It’s amazing how small the world seems when you run across old friends online like this. Especially when the recent wind storm and power outage two weeks ago served as such a rude reminder of just how big the world really is, regardless of how it seems.
Lucas Gonze left me a comment indicating they had in fact investigated using RSS for XSFP instead of starting from scratch. Good to know they considered the possibility. Unfortunately, it looks like they were using RSS 1.0 so it has all the extra RDF stuff which really hasn’t caught on. The document doesn’t really go into the reasons they chose to go a different way, though Lucas does say the following:
RSS didn’t make sense for a lot of reasons. We were paving cowpaths, and RSS for playlists was very much not a cowpath. Playlists are about sequence, while RSS has no concept of sequence except reverse chronological order. We needed abstractions to deal with the fact that music and movies frequently don’t have URLs, and RSS didn’t have them. If not starting from scratch was critical, HTML preceded RSS and would be the default to work from.
I’m not sure I get Lucas’ point about sequence. Both RSS and XSFP have sequence. Sure, RSS is typically describing web site content, thus it’s a reverse chronological order. But the RSS spec doesn’t mandate and specific meaning to the items in the feed. In fact, the items typically have a pubDate element making the order in the feed somewhat irrelevant. According to the spec, XSFP uses the order of the tracks in the file as the implicit playback order. Why that wouldn’t work with RSS is a mystery to me.
As for the “needed abstractions” missing from RSS, I’d be curious to know what those are and why they couldn’t be added via RSS extensions.

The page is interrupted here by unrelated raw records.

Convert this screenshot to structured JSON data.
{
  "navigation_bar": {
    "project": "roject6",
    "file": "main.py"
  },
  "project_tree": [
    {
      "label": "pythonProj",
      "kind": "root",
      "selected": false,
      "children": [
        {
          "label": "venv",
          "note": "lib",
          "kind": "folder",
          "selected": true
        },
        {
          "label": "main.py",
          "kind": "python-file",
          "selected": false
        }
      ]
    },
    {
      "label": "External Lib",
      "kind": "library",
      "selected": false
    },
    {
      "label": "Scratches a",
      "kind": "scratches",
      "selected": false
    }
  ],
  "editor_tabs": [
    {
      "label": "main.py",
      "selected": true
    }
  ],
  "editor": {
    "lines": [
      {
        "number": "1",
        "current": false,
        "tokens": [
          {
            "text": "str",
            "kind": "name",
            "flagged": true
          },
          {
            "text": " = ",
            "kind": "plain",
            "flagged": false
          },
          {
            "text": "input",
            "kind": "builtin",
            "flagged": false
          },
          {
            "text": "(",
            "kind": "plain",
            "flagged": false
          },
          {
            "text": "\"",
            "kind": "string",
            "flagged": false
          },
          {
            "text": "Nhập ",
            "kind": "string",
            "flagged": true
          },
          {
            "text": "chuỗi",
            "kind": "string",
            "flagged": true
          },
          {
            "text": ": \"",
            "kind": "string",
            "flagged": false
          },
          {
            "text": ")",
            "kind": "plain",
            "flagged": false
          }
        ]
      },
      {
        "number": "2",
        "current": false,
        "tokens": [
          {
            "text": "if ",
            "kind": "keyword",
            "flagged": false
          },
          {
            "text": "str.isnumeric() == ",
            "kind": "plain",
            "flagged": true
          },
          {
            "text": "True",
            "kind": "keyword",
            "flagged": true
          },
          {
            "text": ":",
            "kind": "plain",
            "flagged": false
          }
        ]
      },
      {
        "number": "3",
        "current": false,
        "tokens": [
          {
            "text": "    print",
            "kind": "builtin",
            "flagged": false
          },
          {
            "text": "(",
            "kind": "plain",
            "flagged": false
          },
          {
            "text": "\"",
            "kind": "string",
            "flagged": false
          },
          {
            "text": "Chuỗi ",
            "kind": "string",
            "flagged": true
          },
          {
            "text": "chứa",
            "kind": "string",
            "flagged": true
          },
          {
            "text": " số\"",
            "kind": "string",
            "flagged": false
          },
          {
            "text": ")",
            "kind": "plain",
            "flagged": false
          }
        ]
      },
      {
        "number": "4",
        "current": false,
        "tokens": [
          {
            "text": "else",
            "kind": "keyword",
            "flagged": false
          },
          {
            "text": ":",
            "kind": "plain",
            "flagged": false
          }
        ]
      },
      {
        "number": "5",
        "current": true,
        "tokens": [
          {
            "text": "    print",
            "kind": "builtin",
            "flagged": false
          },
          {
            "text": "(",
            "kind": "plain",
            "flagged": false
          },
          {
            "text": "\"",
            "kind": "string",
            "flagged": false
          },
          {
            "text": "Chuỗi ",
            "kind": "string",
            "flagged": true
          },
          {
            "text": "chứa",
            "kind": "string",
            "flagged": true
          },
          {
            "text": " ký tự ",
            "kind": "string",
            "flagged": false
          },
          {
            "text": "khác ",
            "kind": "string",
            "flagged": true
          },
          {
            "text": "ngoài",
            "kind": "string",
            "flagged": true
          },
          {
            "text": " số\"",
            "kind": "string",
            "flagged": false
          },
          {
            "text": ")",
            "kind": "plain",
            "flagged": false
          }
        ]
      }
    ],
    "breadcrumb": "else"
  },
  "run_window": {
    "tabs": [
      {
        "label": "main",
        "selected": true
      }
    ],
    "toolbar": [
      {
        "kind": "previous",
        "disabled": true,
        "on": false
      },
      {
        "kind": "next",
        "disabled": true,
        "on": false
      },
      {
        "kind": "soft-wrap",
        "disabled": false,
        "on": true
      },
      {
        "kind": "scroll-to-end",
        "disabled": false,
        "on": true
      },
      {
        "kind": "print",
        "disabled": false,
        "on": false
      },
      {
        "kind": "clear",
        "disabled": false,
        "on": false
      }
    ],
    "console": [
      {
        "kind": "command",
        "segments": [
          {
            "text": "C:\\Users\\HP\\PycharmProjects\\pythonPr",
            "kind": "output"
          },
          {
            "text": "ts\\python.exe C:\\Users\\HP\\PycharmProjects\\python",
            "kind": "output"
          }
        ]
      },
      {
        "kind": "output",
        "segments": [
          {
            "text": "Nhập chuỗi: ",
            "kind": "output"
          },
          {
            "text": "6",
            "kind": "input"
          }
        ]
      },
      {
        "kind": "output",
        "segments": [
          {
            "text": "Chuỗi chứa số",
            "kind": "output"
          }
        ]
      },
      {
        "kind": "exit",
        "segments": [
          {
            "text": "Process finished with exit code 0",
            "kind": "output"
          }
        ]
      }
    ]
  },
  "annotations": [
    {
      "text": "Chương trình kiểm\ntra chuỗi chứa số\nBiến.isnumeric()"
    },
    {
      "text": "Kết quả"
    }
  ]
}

Lucas, please don’t take these comments as criticisms. I’m new in this space and I’m trying to get my head around stuff. Furthermore, if the success of RSS proves anything, it’s that number of users matters a lot more than the perceived technical merit of a given approach.